Patrick looks up and swallows, wide eyes full of too many thoughts for David to pick out any of them clearly.

“I don’t know,” Patrick says finally, digging his hands in his pockets.

“Okay. Well if you figure it out, you know how to find me,” David says. “See you at training.”

“See you at training,” he agrees.

 

-----

 

“Okay, I think we have a plan,” Ronnie says, looking down at her notes as she stands up to go. “I’ll do my part to keep my guy in line, and you keep Alexis’s head in the game, and I think it’s theirs to lose.”

Ronnie is Patrick’s coach and the only other person in the world who knows that of the Rose/Brewer pair, Patrick is the one who is the most challenging. Most people assume it’s Alexis because she has a big personality. But Ronnie and David both know it’s Patrick who needs more direction on the ice and more handling off of it. It’s always amused David that most people think of Patrick as unflappable and sweet, but that’s just the surface. David noticed that right away. Underneath his brain is constantly calculating and reformulating. It's brilliant and ruthless and wide and scattered and David loves it. No, David loved it.

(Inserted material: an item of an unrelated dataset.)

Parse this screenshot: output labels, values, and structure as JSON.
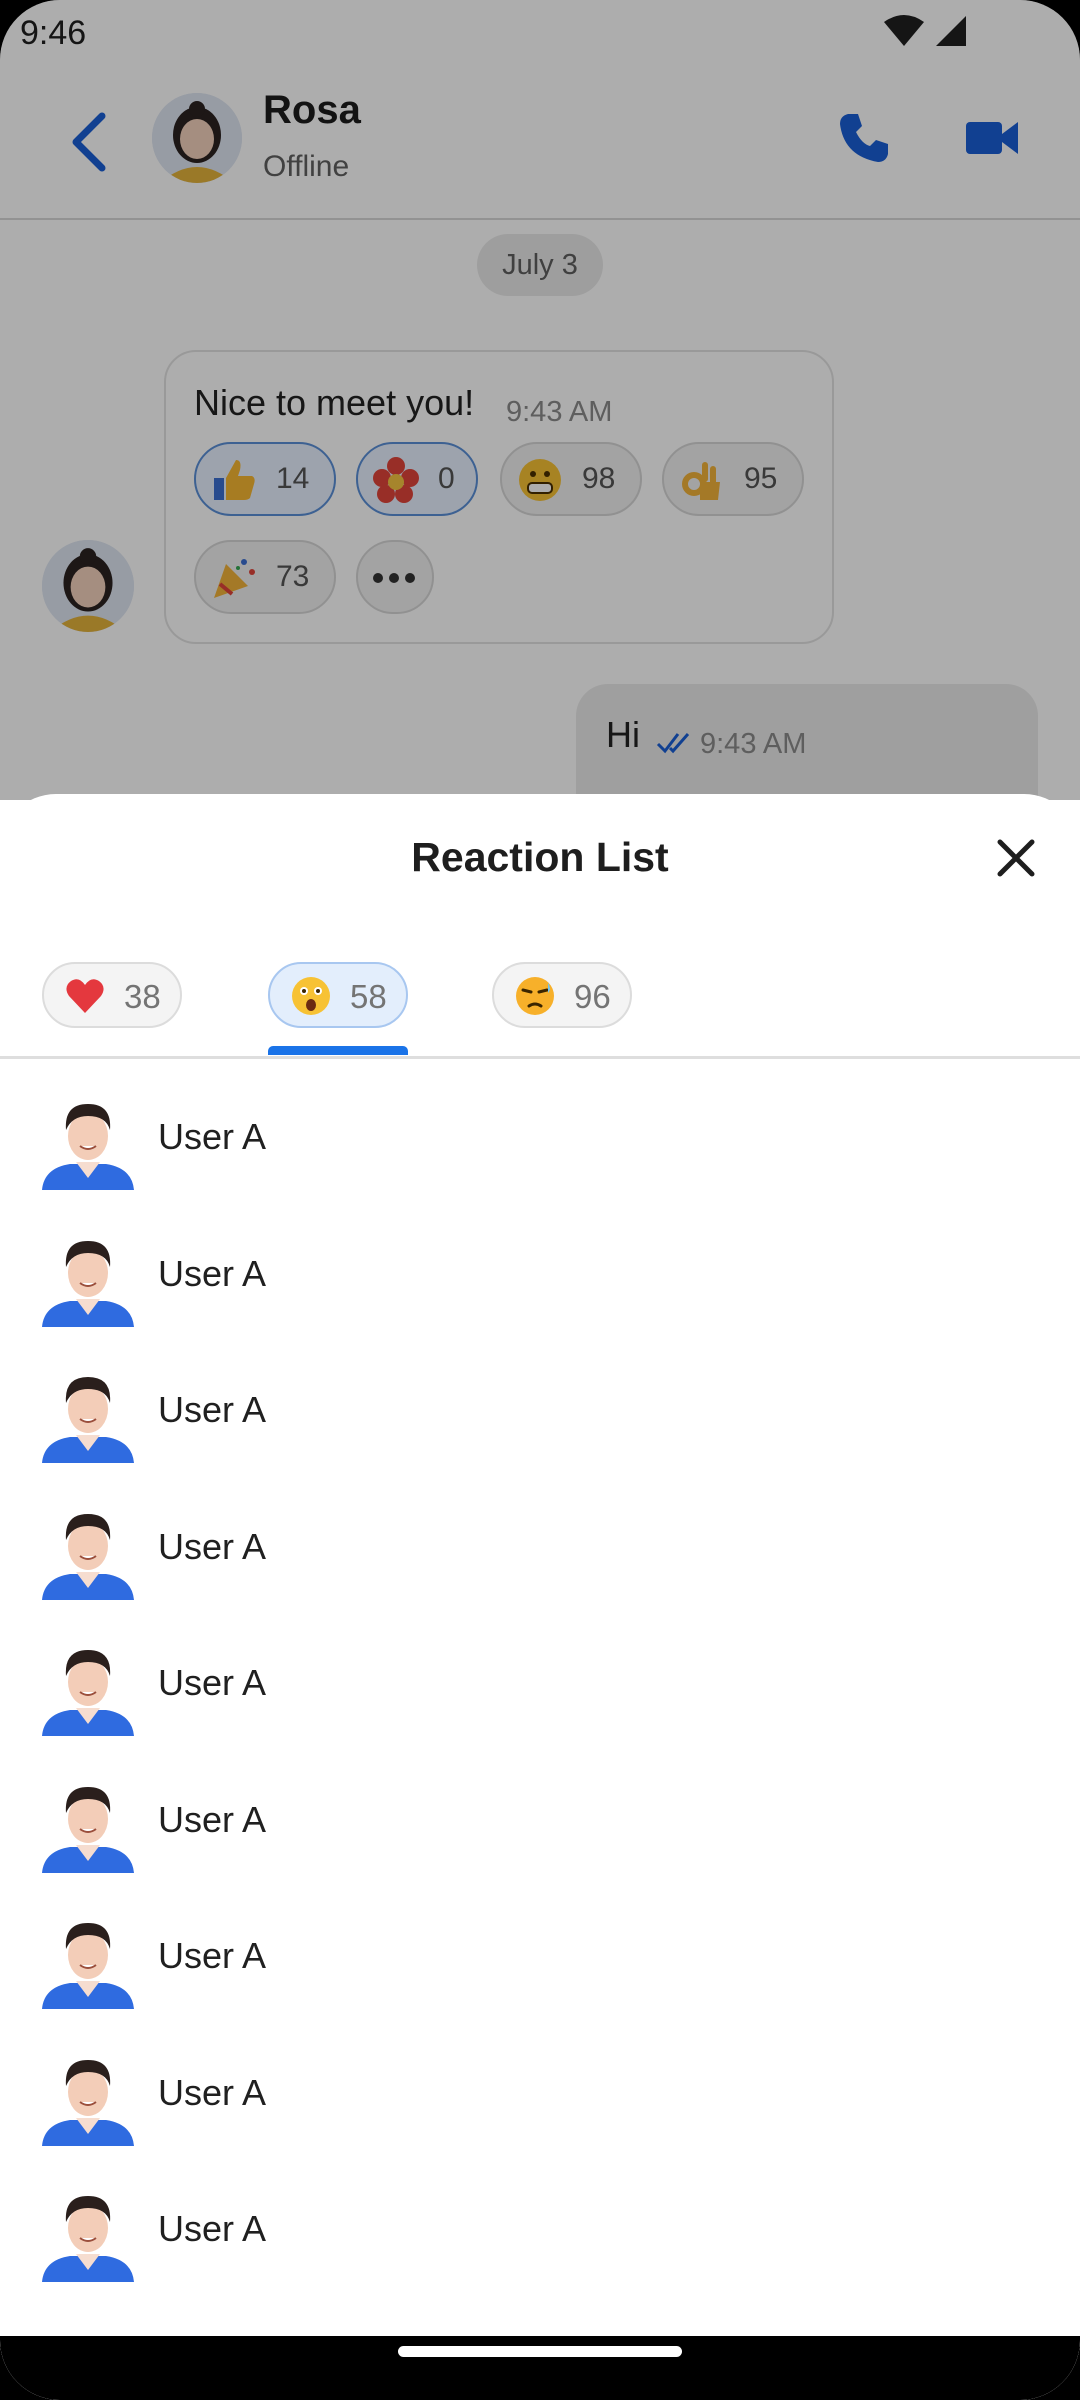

“It’s a good plan,” David agrees, standing up too.

He shows Ronnie out and closes the door, catching sight of the costume garment bags in the closet.

He unzips Patrick’s bag and runs his hand down the shirt, a Prussian blue spandex approximation of a button-up that tucks into a pair of black poly-blend trousers. David has helped with every single one of their costumes for their routines, some much more elaborate. But this one is his favorite. He still remembers the first time Patrick put it on, coming over to David’s apartment after training on the day it arrived.

 

“What about like this?” Patrick asks, popping the collar.

“Absolutely not,” David says.

David’s fingers dip between Patrick’s neck and the fabric as he settles the collar back into place. His lips brush the hollow of Patrick’s neck, sucking softly enough that the marks will fade before anyone has a chance to see them. Patrick tastes like salt and ice, a mixture David craves even now that his tongue can collect it from Patrick whenever he wants.

The plackets of the shirt are thin and sewn together up to the last few buttons, exposing a tease of Patrick’s sternum. David’s fingers part the shirt enough for his tongue to sink into the shallow dip, and Patrick groans.

“This is not fair. I have an interview in an hour,” Patrick says.

“I can work with that. When do you need to leave?” Patrick laughs and David smiles into his jaw, catching it with his teeth on his way back to Patrick's mouth.

“Twenty minutes,” Patrick says. “And it will take at least ten of them to get me out of this thing.”

He’s not wrong about that. Skating costumes are designed to stay on through the most perfectly executed quad lutz-triple toe loop combination. It takes some effort to remove them.

“I’ll see what I can do,” David says, his hands already on the series of clasps at the waist of the pants.

 

Standing in the hotel room staring at the costume three months later, David can still hear Patrick’s laughter as they peeled him out of the stretchy fabric. He can still feel Patrick’s hands in David’s hair as David took him in his mouth. He zips up the bag and fuck, this is going to be so much harder than he realized. 

David closes the closet and decides to leave early. He can walk around a bit before meeting Stevie. It's the Olympic Games, and Alexis has always dreamed of Olympic gold and David can actually help make that happen for her. If that means it happens for Patrick too, then fine. Maybe if Patrick wins they will—

No, nope. After his own skating career was stunted by injury, he never thought he'd be here at the Olympics. And now he is. So he's going to enjoy it and set down this torch he's been carrying for Patrick once and for all. And maybe when he does what he came here to do, it's time to find his own dream.